Pain is weakness leaving the body. So says a motto on the wall in the Marines area of Merced's military recruiting center.
With it hangs a Marine's photo as he pulls himself over steel bars, a snarl on his face.
Marine Staff Sgt. Raymundo Perez, 26, relates to that message in more ways than one. And it hung as a constant reminder just to the right of his desk on Monday morning as he solemnly finished packing. "I'll be done in a about 10 to 15 minutes," he said in the same soft-spoken tone he always uses. He took a wooden name plaque bought in Okinawa, Japan, down from a shelf to wrap in newspaper.
He placed it in a cardboard box along with other memorabilia -- a Marine Corps coin presented to him by a two-star general, a recruiting award with a Raiders jersey and a Pepsi can with Arabic writing on it from Iraq. His starched desert-camo uniform fit his lean frame like a tailor-made suit.
The moment was bittersweet. "I'm excited because I'm getting ready to leave," he said. "But I'm sad to leave my guys behind. We did a lot of great things here."
He also did a great thing for himself. To overcome a debilitating injury, he pushed his physical and psychological limits to the edge -- just so he could return to the battlefield. And, with some expert medical help and inspired therapy, he made it. The noncommissioned officer is on his way to Afghanistan.
For the last year he has worked as a recruiting supervisor for the Merced area. To counsel local young men and women, he applied his experiences from 2003 when he was stationed in Baghdad with the 1st Battalion of the 5th Marines.
Those experiences -- including contact with insurgents -- helped him overcome his own injury. His pain, however, didn't come from a combat wound. There was no Purple Heart involved.
Instead, a knee injury from a snowboarding accident a year after he left the war zone became the biggest hurdle in reaching his goal: to be deployed as soon as possible back to a war zone.

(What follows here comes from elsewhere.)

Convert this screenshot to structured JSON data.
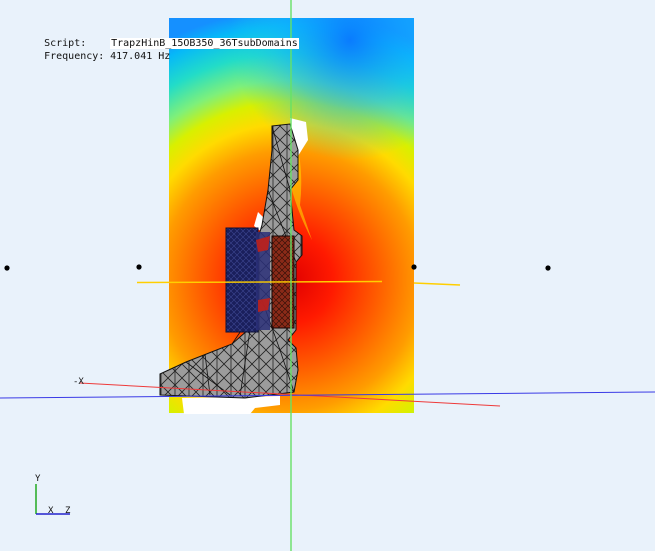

As the wars in Afghanistan and Iraq enter their seventh and fifth years, repeat deployments have become the rule, not the exception, for Marine and Army units. Some troops are on their fourth tour of duty in Iraq, and many more have completed at least two. Besides those who've already made the journey to the battlefield, thousands remain who, for the first time in their lives, must pack their rucksack at home for what may turn out to be a year or more as a stranger in a stranger land. How they prepare for an unprecedented and hostile phase of their lives can literally save their lives.
Tim O'Brien's novel, "The Things They Carried," lists what some grunts in Vietnam took on patrol -- and it's not that different from what a desert camo-clad trooper would pack for Iraq or Afghanistan: "The things they carried were largely determined by necessity. Among the necessities or near-necessities were P-38 can openers, pocket knives, heat tabs, wrist watches, dog tags, mosquito repellent, chewing gum, candy, cigarettes, salt tablets, packets of Kool-Aid, matches, sewing kits Military Payment Certificates (instead of greenbacks), C rations, and two or three canteens of water. Together, these items weighed between fifteen and twenty pounds."
Perez has had to carry a load much different from either his Vietnam or war-on-terror counterparts. He has had to carry the burden of rebuilding his body.
"When I first got back I thought that it was going to be a quick, easy war -- it's not," he said. "Now I feel like I'm being left out. I've gotta get back there."